ABOUT THIS EXERCISE -
Every line below containing the word "JavaScript" should be found and copied.

#####

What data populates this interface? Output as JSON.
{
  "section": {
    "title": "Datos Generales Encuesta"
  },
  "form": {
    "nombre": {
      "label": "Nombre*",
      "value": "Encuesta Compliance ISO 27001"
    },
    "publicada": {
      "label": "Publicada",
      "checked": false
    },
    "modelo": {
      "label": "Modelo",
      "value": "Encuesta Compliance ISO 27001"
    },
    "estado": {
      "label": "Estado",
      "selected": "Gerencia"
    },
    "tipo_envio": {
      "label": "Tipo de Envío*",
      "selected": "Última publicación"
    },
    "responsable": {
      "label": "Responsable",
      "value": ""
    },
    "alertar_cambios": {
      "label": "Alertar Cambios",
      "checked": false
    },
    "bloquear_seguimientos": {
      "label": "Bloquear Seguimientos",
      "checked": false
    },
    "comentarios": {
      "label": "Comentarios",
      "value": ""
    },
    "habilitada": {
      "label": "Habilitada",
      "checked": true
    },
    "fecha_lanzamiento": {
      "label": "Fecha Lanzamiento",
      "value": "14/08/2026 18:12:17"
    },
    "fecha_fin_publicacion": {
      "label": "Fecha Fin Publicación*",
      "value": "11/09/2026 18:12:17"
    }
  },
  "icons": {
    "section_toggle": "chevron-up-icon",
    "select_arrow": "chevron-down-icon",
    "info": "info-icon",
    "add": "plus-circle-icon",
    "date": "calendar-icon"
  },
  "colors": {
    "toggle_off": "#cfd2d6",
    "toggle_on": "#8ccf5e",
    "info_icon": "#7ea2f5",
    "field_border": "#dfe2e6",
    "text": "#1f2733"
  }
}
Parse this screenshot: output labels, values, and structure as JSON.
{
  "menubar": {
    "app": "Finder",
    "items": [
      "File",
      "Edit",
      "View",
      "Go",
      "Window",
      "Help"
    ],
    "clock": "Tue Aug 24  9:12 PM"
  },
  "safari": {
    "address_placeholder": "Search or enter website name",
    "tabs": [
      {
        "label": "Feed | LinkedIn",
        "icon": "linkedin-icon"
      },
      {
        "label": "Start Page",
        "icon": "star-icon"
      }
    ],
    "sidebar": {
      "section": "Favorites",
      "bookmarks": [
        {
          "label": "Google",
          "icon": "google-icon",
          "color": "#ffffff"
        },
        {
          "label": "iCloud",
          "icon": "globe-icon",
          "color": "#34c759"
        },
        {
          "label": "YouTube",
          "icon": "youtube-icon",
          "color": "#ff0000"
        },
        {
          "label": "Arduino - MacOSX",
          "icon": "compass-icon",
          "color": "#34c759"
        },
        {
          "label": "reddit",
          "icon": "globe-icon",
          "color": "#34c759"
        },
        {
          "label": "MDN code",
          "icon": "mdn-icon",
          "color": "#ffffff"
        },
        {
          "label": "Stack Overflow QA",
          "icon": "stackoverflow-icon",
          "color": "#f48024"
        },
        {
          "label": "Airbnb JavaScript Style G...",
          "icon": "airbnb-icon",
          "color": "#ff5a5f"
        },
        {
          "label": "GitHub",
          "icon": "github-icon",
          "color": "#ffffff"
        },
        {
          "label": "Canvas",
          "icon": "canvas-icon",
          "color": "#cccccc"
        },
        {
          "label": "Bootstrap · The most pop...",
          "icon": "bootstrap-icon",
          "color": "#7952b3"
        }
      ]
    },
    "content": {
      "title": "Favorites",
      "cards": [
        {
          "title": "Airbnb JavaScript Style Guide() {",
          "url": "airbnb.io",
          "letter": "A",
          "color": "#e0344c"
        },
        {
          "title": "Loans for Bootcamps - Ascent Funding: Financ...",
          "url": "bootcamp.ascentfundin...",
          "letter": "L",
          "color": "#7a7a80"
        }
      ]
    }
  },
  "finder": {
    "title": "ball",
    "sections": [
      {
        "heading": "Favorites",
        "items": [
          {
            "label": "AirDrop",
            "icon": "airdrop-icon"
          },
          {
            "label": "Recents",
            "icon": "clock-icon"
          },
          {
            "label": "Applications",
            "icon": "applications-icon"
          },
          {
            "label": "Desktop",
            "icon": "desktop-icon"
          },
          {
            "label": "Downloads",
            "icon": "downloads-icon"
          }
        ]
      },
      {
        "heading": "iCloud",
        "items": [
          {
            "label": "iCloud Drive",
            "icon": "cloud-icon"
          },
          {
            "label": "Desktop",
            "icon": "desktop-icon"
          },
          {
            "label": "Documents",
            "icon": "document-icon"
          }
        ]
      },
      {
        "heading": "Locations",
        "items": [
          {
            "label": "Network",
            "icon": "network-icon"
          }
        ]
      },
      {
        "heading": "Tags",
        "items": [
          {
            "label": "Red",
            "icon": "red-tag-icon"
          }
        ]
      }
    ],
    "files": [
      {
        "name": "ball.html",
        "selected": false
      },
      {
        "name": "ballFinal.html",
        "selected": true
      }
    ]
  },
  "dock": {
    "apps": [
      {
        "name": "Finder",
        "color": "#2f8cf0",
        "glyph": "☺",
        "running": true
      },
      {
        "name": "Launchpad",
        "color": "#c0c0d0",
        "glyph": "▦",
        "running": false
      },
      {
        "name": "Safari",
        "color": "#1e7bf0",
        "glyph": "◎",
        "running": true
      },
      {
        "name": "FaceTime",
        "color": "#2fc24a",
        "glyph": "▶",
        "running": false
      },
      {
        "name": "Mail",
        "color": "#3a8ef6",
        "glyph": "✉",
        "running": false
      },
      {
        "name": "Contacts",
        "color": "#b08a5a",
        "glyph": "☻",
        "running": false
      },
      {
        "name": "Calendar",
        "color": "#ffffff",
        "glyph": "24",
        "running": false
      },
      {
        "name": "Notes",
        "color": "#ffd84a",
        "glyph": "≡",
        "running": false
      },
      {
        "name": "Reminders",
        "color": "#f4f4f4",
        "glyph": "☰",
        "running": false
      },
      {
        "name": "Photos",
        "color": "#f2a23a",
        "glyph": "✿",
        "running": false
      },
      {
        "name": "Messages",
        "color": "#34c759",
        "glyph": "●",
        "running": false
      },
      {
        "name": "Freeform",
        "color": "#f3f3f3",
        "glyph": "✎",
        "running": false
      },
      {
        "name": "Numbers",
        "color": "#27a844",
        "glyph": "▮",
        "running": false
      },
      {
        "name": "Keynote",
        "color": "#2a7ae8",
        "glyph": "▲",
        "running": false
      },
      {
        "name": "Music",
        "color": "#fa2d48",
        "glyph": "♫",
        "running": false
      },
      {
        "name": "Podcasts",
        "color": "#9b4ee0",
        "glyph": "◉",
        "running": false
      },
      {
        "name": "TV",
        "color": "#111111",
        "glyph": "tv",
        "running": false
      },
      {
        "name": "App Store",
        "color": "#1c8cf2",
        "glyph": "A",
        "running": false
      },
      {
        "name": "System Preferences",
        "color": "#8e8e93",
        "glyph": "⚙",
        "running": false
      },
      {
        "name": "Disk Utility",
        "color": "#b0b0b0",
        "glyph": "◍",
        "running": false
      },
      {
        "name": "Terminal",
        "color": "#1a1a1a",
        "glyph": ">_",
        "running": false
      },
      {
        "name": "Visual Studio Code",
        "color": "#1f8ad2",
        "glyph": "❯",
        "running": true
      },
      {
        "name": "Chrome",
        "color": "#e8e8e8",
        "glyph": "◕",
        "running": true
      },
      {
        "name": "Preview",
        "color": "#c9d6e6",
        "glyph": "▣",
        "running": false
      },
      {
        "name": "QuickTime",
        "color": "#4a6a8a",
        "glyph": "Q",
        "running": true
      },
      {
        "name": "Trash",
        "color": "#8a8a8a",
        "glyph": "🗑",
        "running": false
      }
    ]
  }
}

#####

SOLUTION TO THIS TASK -
          "label": "Airbnb JavaScript Style G...",
          "title": "Airbnb JavaScript Style Guide() {",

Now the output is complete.